|Neill B. Lyon|
Submitted by Neill B. Lyon, of Hodosh Lyon, & Hammer Ltd.
Published by The National List of Attorneys
Hodosh, Lyon, & Hammer Ltd is continuing its long tradition as a preeminent debt collection law firm in Rhode Island. While its business structure has changed over the years, the focus has been the same for well over twenty years. We put our intimate knowledge of the state’s laws and courts to work for our clients. We have clients that place hundreds of cases monthly, as well as clients that place only a few each year. We handle a broad variety of cases: retail, commercial, and medical collections. We currently have two partner attorneys, Neill B. Lyon and Scott L. Hammer. Neill has been practicing since 1987 and Scott since 1996. Both partners have participated in bar association and court committees, as well as being founding members of the Rhode Island Creditors’ Bar Association.
I. Essential Debt collection Laws
Rhode Island has a relatively small bar of attorneys that concentrate their practice in debt collection. Much of the practice has not changed in many years. The State Courts still maintain all files on “paper only,” creating special challenges for the practitioner who is trying to accommodate client demands and technological expectations. The laws are primarily statutory, with some long-standing common law. As a small state, only a few cases are decided by the Supreme Court each year, making case law sparse, particularly in the collection area.
A. Statute of limitations
While RI has several different limitation periods for other causes of actions, in nearly all collection actions the statute is ten years. Rhode Island General Laws (RIGL) section 9-1-13 is the applicable statute for all contracts, book accounts, charge accounts and similar actions. It is basically the “catch all” statute. Since these collection actions do not fall under any other specific statute, the “catch all” applies. The statute commences to run at the execution of the contract or opening of an account and re-starts each time a payment is made. In a recent US District Court decision, at least one Judge found that the longer RI statute applied, when confronted with debtor’s allegation that the shorter statute from the state of residence of the creditor applied. Florenzano v.LVNV Funding LLC, 062912 RIDC, CA 11-178M

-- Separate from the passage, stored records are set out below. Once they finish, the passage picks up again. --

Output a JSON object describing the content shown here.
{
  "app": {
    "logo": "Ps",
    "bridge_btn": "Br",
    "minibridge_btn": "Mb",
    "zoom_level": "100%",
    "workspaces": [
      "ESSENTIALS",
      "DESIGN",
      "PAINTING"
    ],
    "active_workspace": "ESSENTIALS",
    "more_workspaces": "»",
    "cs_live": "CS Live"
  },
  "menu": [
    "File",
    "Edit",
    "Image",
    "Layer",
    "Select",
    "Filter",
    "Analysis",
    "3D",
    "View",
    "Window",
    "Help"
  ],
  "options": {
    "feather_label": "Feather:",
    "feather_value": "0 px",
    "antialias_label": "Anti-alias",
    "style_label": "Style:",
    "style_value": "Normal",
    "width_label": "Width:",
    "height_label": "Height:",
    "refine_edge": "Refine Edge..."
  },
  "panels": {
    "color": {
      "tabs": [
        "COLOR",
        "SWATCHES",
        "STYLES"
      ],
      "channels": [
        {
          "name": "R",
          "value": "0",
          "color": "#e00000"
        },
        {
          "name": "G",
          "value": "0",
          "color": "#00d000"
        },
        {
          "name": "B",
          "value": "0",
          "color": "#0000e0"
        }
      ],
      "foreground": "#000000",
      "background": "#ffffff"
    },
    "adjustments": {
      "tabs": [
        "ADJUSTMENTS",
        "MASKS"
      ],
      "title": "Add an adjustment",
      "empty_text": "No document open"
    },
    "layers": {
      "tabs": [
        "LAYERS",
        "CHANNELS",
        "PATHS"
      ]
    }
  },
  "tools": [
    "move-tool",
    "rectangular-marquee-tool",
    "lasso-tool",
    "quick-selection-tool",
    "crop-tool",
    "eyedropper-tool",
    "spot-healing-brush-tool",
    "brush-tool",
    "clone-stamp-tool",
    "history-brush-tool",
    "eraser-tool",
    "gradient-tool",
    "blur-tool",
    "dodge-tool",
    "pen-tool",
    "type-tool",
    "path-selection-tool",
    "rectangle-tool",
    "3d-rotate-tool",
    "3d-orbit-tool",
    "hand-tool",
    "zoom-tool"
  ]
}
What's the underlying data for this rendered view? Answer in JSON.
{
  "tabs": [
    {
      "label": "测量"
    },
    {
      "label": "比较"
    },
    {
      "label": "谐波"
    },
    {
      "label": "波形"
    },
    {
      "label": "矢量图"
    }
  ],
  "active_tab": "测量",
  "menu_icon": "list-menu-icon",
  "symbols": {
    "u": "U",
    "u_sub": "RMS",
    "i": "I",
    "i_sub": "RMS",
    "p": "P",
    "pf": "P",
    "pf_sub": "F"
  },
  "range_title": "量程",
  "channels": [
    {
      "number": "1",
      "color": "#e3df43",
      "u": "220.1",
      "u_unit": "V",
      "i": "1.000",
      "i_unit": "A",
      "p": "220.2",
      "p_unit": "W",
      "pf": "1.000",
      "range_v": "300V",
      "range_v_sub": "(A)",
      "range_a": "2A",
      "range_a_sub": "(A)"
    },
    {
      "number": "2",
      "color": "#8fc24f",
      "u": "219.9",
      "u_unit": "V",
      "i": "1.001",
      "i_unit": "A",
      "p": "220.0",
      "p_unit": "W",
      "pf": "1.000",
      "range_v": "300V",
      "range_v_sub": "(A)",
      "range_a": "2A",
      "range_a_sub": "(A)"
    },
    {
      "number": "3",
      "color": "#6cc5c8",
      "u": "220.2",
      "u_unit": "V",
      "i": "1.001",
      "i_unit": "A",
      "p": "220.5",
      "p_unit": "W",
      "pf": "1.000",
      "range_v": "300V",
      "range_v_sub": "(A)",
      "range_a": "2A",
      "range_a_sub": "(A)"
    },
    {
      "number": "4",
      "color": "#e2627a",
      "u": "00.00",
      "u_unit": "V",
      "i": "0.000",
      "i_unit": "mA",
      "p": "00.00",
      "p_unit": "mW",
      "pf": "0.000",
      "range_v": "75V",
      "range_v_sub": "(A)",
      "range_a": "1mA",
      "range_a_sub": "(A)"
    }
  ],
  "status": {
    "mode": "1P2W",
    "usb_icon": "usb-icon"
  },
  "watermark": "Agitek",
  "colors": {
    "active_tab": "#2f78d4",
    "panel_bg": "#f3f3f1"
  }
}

B. Foreign Judgments
The Uniform Enforcement of Foreign Judgments Act has been adopted in RI. This, essentially, requires the filing of an affidavit, together with an exemplified copy of the foreign judgment. Absent a successful challenge to either the originating Court’s jurisdiction or service of the summons and complaint, the judgment may be enforced.